At the risk of sounding heretical, there are some portions of the Scriptures that I don’t like. They are simply too painful to endure, too real, too comfort shaking. I grew up in an era where the gospel was presented with a “God loves you and has a wonderful plan for your life” paint brush. To follow Christ meant to walk away from all that was painful and to enter a field of flowers and peace.
The problem with such a “Your Best Life Now” kind of picture is that it doesn’t square well with the Biblical witness. Those who followed the Lord and the Christ did not live in comfort and pleasure. The testimony of Hebrews 11.32-38 (the “faith chapter”) describes in detail the painful lives of those who followed the One True God in a fallen world.
Or consider the testimony of Jeremiah, the “weeping prophet.” One of our favorite songs that we sing on Sunday mornings is “Great is Thy Faithfulness” where we rejoice in the mercies of God that are new every morning. What you may not know is the Biblical source for that idea. It comes from the testimony of Jeremiah found in Lamentations 3. As you read the following, remember the words of Jesus: “Blessed are those who mourn, for they shall be comforted.”
I am the man who has seen affliction by the rod of his wrath. He has driven me away and made me walk in darkness rather than light; indeed, he has turned his hand against me again and again, all day long. He has made my skin and my flesh grow old and has broken my bones. He has besieged me and surrounded me with bitterness and hardship. He has made me dwell in darkness like those long dead. He has walled me in so I cannot escape; he has weighed me down with chains. Even when I call out or cry for help, he shuts out my prayer. He has barred my way with blocks of stone; he has made my paths crooked. Like a bear lying in wait, like a lion in hiding, he dragged me from the path and mangled me and left me without help. He drew his bow and made me the target for his arrows. He pierced my heart with arrows from his quiver. I became the laughingstock of all my people; they mock me in song all day long. He has filled me with bitter herbs and sated me with gall. He has broken my teeth with gravel; he has trampled me in the dust. I have been deprived of peace; I have forgotten what prosperity is. So I say, “My splendor is gone and all that I had hoped from the LORD.” I remember my affliction and my wandering, the bitterness and the gall. I well remember them, and my soul is downcast within me.
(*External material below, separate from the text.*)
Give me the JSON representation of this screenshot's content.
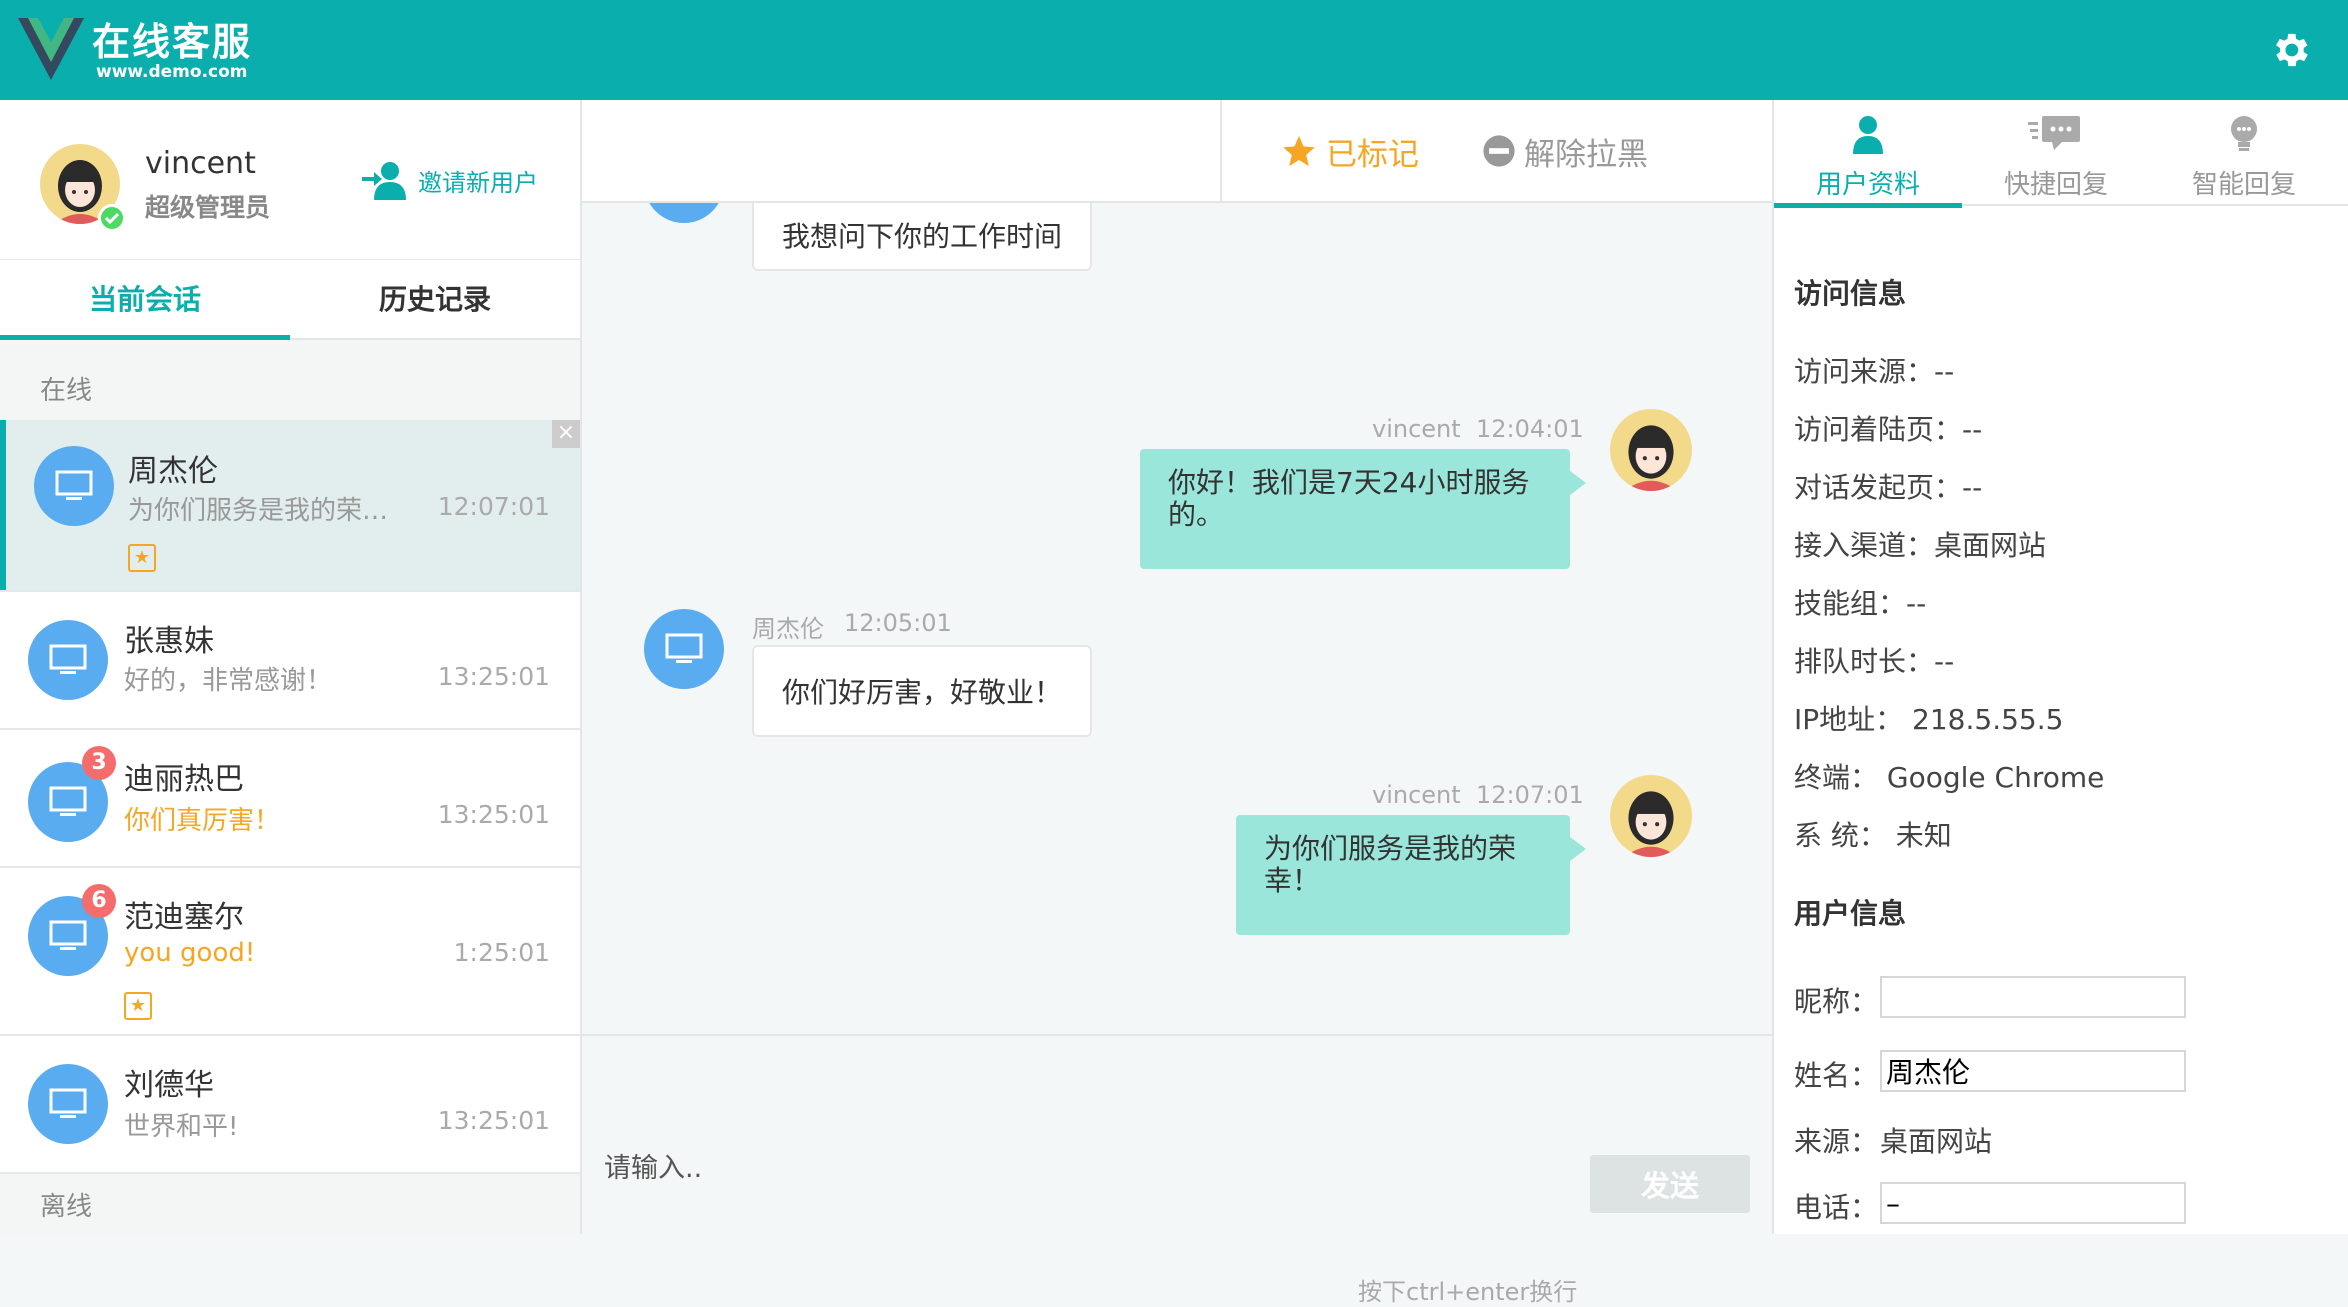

Yet this I call to mind and therefore I have hope: Because of the LORD’S great love we are not consumed, for his compassions never fail. They are new every morning; great is your faithfulness. I say to myself, “The LORD is my portion; therefore I will wait for him.” The LORD is good to those whose hope is in him, to the one who seeks him; it is good to wait quietly for the salvation of the LORD. It is good for a man to bear the yoke while he is young. Let him sit alone in silence, for the LORD has laid it on him. Let him bury his face in the dust—there may yet be hope. (Lamentations 3.1-29)
A few questions come to mind. For instance, according to Jeremiah, who was responsible for the pain and grief in his life? How did he move from a downcast soul, deprived of peace, and dwelling in darkness to rejoicing and hoping in the faithfulness of the Lord? How was Jeremiah comforted in his mourning?